Although the title could be referring to a book review of Dante’s Inferno, or a report on intrigue in wartime, it doesn’t. Today, we’re going to get the scoop on septic systems. How ’bout THAT?
This post is for all those folks who never lived in the country. And for those looking longingly at moving out of town and into the hills. And for those who have not experienced septic system technology in the past 15 years.
Living in terrain that is not amenable to pumping sewage vast distances to be treated at a central location means that either you personally, or your new subdivision, will have a small sewage treatment plant on the property. I know a little bit about the single-owner kind because I grew up with a traditional drain-field system at my childhood home, and now we have two dwellings and two advanced systems on our property. Texas A&M Extension Service has the best website for explaining on-site sewage facilities.
You will be surprised to know that I compare the maintenance of a healthy septic system to baking yeast bread. Before I lose you entirely, let me explain:
The principle behind baking great bread is to keep your yeast, a living organism, very happy.
The principle behind maintaining a functional septic system is to keep your beneficial bacteria, a living organism, very happy.
The septic system takes effluent from the house and drains it into a tank where the solids settle out, and the liquid is either treated and partially sanitized in compartments then sprayed out onto the landscape, or it goes from the tank into underground drain fields through horizontal tubes arranged in the pattern of tree branches, to be treated and sanitized by the soil organisms. In both cases, bacteria are the heroes that break down the nasty sludge and the effluent water into soil nutrients plus clean water. We ♥love♥ our bacteria!
Here is what to consider when you are using a septic system to treat your effluent: what will make the bacteria very sad? What will make the bacteria sick? What will make the bacteria die? Avoid these!
Too much water running through the system (a deluge!) at once flushes through the tank way too fast and doesn’t allow solids to settle out. This clogs your pumps or your filters. Yuck! Choose the low-water-use front-loading washer and don’t do all your loads in the same day.
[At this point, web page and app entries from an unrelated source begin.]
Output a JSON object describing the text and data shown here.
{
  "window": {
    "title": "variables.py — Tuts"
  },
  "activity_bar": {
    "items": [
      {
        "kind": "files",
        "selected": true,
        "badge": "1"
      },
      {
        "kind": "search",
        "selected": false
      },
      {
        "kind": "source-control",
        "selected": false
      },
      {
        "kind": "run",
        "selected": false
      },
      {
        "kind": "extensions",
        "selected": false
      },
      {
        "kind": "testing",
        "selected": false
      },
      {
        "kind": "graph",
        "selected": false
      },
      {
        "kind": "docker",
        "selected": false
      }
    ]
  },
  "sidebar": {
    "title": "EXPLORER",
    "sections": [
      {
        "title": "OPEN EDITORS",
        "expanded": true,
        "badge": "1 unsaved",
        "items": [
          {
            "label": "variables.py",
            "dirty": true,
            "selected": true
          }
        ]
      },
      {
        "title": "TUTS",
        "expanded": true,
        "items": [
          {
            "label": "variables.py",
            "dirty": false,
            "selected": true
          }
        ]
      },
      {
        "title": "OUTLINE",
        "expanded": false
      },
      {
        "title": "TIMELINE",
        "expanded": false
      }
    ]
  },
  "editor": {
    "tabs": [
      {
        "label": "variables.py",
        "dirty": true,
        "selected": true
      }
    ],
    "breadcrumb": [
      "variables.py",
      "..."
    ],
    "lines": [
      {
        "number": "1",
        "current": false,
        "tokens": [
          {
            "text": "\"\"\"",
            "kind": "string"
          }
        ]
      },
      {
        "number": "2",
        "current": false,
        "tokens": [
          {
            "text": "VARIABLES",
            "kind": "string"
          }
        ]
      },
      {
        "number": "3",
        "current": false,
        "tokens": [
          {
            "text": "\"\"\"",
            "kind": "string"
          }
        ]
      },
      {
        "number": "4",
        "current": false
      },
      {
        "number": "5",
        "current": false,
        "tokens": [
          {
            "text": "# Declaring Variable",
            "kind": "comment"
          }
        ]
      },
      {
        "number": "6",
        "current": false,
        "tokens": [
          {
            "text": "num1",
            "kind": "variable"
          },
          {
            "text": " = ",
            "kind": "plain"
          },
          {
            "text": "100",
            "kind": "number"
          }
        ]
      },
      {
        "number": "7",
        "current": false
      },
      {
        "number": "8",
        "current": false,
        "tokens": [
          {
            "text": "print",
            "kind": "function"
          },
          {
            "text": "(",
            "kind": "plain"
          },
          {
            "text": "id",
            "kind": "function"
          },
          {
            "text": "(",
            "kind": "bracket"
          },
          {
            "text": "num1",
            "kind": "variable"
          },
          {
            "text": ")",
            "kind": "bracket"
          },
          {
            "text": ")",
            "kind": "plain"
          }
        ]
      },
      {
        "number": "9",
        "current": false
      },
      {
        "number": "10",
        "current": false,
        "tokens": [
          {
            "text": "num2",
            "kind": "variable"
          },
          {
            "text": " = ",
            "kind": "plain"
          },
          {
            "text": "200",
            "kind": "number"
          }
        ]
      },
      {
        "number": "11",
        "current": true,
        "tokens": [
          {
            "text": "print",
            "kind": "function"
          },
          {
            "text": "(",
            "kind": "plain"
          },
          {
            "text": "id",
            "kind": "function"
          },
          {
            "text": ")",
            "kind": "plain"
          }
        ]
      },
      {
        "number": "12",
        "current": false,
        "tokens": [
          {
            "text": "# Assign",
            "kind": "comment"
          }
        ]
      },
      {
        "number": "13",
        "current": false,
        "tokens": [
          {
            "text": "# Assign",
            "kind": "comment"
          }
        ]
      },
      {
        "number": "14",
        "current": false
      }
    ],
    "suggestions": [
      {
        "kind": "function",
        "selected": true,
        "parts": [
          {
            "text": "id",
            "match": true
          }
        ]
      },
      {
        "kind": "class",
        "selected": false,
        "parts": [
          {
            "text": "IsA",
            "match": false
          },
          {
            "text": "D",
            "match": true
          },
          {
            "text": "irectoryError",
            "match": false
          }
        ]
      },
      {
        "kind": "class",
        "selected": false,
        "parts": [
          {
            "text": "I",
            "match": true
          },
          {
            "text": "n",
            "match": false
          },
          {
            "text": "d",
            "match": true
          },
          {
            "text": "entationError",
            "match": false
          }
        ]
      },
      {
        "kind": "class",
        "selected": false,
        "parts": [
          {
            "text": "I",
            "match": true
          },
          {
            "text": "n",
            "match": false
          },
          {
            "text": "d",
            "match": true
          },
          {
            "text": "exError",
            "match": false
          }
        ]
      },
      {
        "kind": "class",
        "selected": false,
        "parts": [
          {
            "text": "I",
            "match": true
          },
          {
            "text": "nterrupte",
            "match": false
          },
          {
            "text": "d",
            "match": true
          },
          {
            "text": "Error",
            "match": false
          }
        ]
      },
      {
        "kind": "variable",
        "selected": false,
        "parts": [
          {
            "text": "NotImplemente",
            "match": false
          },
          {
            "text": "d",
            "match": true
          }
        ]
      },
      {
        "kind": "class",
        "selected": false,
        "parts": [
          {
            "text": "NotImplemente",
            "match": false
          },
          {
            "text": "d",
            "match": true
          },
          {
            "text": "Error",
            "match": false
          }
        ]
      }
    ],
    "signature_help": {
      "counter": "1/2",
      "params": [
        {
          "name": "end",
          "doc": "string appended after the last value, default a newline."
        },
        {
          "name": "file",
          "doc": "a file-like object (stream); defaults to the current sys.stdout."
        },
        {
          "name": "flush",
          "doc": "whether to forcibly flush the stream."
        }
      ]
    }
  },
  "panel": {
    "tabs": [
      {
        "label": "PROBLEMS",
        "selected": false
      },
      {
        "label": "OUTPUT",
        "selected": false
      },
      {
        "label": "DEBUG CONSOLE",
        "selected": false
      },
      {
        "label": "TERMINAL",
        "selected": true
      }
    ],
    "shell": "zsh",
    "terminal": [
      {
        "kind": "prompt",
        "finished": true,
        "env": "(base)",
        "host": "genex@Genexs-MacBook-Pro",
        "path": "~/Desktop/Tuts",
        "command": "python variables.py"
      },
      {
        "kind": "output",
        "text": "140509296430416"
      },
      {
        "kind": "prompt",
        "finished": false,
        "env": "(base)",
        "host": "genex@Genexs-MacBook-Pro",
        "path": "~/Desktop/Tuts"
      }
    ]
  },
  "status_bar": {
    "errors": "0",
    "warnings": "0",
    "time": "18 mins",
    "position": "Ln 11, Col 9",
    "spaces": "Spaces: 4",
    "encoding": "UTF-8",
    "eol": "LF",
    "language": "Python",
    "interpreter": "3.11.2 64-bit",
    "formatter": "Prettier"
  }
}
Installing the underground tank where rainwater runoff will enter it quickly creates the same deluge problem.
Antibiotics- whether medicines flushed, antibiotic soap and cleaners used, or other chemicals (bleach! phosphates!) poured down the drain- you’re gonna kill off some, or all, of your bacteria and THEN you’ll be sorry!
It takes ⇐time⇒ for the solids to be decomposed by the bacteria, and if you put more through your system in a short period of time than it is rated for, you are going to create clogs, either in the pump, the filter, or in the drain or sprayer lines. Forget the food scraps and the disposal- too much unprocessed solid material at once. No kitty litter (even flushable), no sanitary products, no wipes (even flushable), no nothing that isn’t natural and mushy! Just figure out a different disposal method, or you will be spending thousands of dollars replacing your system early.
On-site sewage facilities, when properly cared-for, are environmentally-friendly and efficient. You can admire them and how well they do their job without causing collateral damage to ground, air, and water. Yay for the little guys!!! Bacteria are awesome!
Your county is going to require a permit in order for you to create a septic system. This is because the specialists want to look at your plans to make sure the idea in your head isn’t going to come out into the world in a way that will pollute a nearby waterway, well, or adjoining property. Also, your county is going to require you to have on file a maintenance contract with an approved contractor that will periodically inspect your system and keep it functioning. No polluted groundwater, please!
My next post will be my favorite yeast bread recipe. Don’t say I don’t have a sense of humor.